## How to complete this task:
Write down each entry precisely as given.

(Items from an interface collection)
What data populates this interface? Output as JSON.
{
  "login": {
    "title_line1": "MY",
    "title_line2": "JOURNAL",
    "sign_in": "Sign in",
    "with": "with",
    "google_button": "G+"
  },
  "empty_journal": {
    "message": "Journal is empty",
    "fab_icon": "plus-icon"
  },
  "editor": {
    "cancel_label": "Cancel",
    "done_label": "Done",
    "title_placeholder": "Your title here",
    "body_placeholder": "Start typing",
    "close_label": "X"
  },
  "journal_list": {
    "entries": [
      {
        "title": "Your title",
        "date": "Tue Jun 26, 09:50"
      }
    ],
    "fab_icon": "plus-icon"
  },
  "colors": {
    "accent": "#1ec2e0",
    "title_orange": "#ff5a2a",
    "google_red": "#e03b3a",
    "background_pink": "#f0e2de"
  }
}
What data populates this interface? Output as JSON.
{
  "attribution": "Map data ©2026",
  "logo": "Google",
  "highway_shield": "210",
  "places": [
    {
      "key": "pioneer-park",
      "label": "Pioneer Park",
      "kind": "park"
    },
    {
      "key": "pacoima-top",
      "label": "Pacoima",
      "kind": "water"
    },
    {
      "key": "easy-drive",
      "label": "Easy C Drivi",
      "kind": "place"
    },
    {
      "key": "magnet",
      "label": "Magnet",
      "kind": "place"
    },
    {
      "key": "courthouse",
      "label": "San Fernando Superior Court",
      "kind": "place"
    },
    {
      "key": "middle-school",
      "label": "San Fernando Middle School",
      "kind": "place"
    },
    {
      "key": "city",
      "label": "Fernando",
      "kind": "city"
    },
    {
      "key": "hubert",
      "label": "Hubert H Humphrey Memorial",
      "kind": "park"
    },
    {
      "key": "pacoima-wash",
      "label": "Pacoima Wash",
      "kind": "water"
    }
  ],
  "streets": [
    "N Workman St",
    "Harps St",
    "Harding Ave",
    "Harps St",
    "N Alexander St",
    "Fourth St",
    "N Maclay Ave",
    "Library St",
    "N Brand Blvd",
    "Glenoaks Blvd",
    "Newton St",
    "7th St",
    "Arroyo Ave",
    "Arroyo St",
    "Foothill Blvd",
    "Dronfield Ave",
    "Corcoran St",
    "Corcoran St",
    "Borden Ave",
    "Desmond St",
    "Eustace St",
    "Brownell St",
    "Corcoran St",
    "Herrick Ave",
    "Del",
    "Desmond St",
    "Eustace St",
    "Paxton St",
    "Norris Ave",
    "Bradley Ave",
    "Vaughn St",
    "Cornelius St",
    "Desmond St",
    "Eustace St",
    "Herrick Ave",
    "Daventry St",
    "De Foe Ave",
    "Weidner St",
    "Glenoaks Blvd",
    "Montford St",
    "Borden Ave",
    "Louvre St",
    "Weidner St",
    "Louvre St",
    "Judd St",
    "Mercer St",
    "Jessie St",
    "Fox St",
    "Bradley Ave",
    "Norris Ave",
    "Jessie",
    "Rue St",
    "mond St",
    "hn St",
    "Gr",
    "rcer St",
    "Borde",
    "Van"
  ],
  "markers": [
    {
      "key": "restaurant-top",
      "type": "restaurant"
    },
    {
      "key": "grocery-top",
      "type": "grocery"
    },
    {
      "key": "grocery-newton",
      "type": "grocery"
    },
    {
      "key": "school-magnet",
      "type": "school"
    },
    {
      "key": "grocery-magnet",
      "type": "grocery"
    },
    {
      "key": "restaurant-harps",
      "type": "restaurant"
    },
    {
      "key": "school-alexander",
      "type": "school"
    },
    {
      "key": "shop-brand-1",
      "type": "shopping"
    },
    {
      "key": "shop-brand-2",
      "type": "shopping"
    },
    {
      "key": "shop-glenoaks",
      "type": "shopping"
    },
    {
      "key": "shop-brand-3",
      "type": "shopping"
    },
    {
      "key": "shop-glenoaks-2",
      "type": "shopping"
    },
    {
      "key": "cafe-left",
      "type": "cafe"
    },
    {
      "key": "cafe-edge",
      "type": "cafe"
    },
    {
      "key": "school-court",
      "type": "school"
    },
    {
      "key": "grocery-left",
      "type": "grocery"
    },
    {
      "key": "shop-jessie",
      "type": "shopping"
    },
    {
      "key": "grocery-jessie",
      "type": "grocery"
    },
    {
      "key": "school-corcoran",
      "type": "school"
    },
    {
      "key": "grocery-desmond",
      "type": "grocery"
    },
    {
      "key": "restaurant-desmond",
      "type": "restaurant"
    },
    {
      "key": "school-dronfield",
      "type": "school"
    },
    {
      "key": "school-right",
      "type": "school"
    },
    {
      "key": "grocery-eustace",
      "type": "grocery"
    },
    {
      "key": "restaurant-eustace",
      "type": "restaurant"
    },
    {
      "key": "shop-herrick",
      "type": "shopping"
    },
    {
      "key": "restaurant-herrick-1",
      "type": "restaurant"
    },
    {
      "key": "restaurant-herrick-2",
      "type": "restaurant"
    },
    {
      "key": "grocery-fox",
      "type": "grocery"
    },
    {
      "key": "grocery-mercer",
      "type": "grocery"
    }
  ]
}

## Worked solution:
What data populates this interface? Output as JSON.
{
  "login": {
    "title_line1": "MY",
    "title_line2": "JOURNAL",
    "sign_in": "Sign in",
    "with": "with",
    "google_button": "G+"
  },
  "empty_journal": {
    "message": "Journal is empty",
    "fab_icon": "plus-icon"
  },
  "editor": {
    "cancel_label": "Cancel",
    "done_label": "Done",
    "title_placeholder": "Your title here",
    "body_placeholder": "Start typing",
    "close_label": "X"
  },
  "journal_list": {
    "entries": [
      {
        "title": "Your title",
        "date": "Tue Jun 26, 09:50"
      }
    ],
    "fab_icon": "plus-icon"
  },
  "colors": {
    "accent": "#1ec2e0",
    "title_orange": "#ff5a2a",
    "google_red": "#e03b3a",
    "background_pink": "#f0e2de"
  }
}
What data populates this interface? Output as JSON.
{
  "attribution": "Map data ©2026",
  "logo": "Google",
  "highway_shield": "210",
  "places": [
    {
      "key": "pioneer-park",
      "label": "Pioneer Park",
      "kind": "park"
    },
    {
      "key": "pacoima-top",
      "label": "Pacoima",
      "kind": "water"
    },
    {
      "key": "easy-drive",
      "label": "Easy C Drivi",
      "kind": "place"
    },
    {
      "key": "magnet",
      "label": "Magnet",
      "kind": "place"
    },
    {
      "key": "courthouse",
      "label": "San Fernando Superior Court",
      "kind": "place"
    },
    {
      "key": "middle-school",
      "label": "San Fernando Middle School",
      "kind": "place"
    },
    {
      "key": "city",
      "label": "Fernando",
      "kind": "city"
    },
    {
      "key": "hubert",
      "label": "Hubert H Humphrey Memorial",
      "kind": "park"
    },
    {
      "key": "pacoima-wash",
      "label": "Pacoima Wash",
      "kind": "water"
    }
  ],
  "streets": [
    "N Workman St",
    "Harps St",
    "Harding Ave",
    "Harps St",
    "N Alexander St",
    "Fourth St",
    "N Maclay Ave",
    "Library St",
    "N Brand Blvd",
    "Glenoaks Blvd",
    "Newton St",
    "7th St",
    "Arroyo Ave",
    "Arroyo St",
    "Foothill Blvd",
    "Dronfield Ave",
    "Corcoran St",
    "Corcoran St",
    "Borden Ave",
    "Desmond St",
    "Eustace St",
    "Brownell St",
    "Corcoran St",
    "Herrick Ave",
    "Del",
    "Desmond St",
    "Eustace St",
    "Paxton St",
    "Norris Ave",
    "Bradley Ave",
    "Vaughn St",
    "Cornelius St",
    "Desmond St",
    "Eustace St",
    "Herrick Ave",
    "Daventry St",
    "De Foe Ave",
    "Weidner St",
    "Glenoaks Blvd",
    "Montford St",
    "Borden Ave",
    "Louvre St",
    "Weidner St",
    "Louvre St",
    "Judd St",
    "Mercer St",
    "Jessie St",
    "Fox St",
    "Bradley Ave",
    "Norris Ave",
    "Jessie",
    "Rue St",
    "mond St",
    "hn St",
    "Gr",
    "rcer St",
    "Borde",
    "Van"
  ],
  "markers": [
    {
      "key": "restaurant-top",
      "type": "restaurant"
    },
    {
      "key": "grocery-top",
      "type": "grocery"
    },
    {
      "key": "grocery-newton",
      "type": "grocery"
    },
    {
      "key": "school-magnet",
      "type": "school"
    },
    {
      "key": "grocery-magnet",
      "type": "grocery"
    },
    {
      "key": "restaurant-harps",
      "type": "restaurant"
    },
    {
      "key": "school-alexander",
      "type": "school"
    },
    {
      "key": "shop-brand-1",
      "type": "shopping"
    },
    {
      "key": "shop-brand-2",
      "type": "shopping"
    },
    {
      "key": "shop-glenoaks",
      "type": "shopping"
    },
    {
      "key": "shop-brand-3",
      "type": "shopping"
    },
    {
      "key": "shop-glenoaks-2",
      "type": "shopping"
    },
    {
      "key": "cafe-left",
      "type": "cafe"
    },
    {
      "key": "cafe-edge",
      "type": "cafe"
    },
    {
      "key": "school-court",
      "type": "school"
    },
    {
      "key": "grocery-left",
      "type": "grocery"
    },
    {
      "key": "shop-jessie",
      "type": "shopping"
    },
    {
      "key": "grocery-jessie",
      "type": "grocery"
    },
    {
      "key": "school-corcoran",
      "type": "school"
    },
    {
      "key": "grocery-desmond",
      "type": "grocery"
    },
    {
      "key": "restaurant-desmond",
      "type": "restaurant"
    },
    {
      "key": "school-dronfield",
      "type": "school"
    },
    {
      "key": "school-right",
      "type": "school"
    },
    {
      "key": "grocery-eustace",
      "type": "grocery"
    },
    {
      "key": "restaurant-eustace",
      "type": "restaurant"
    },
    {
      "key": "shop-herrick",
      "type": "shopping"
    },
    {
      "key": "restaurant-herrick-1",
      "type": "restaurant"
    },
    {
      "key": "restaurant-herrick-2",
      "type": "restaurant"
    },
    {
      "key": "grocery-fox",
      "type": "grocery"
    },
    {
      "key": "grocery-mercer",
      "type": "grocery"
    }
  ]
}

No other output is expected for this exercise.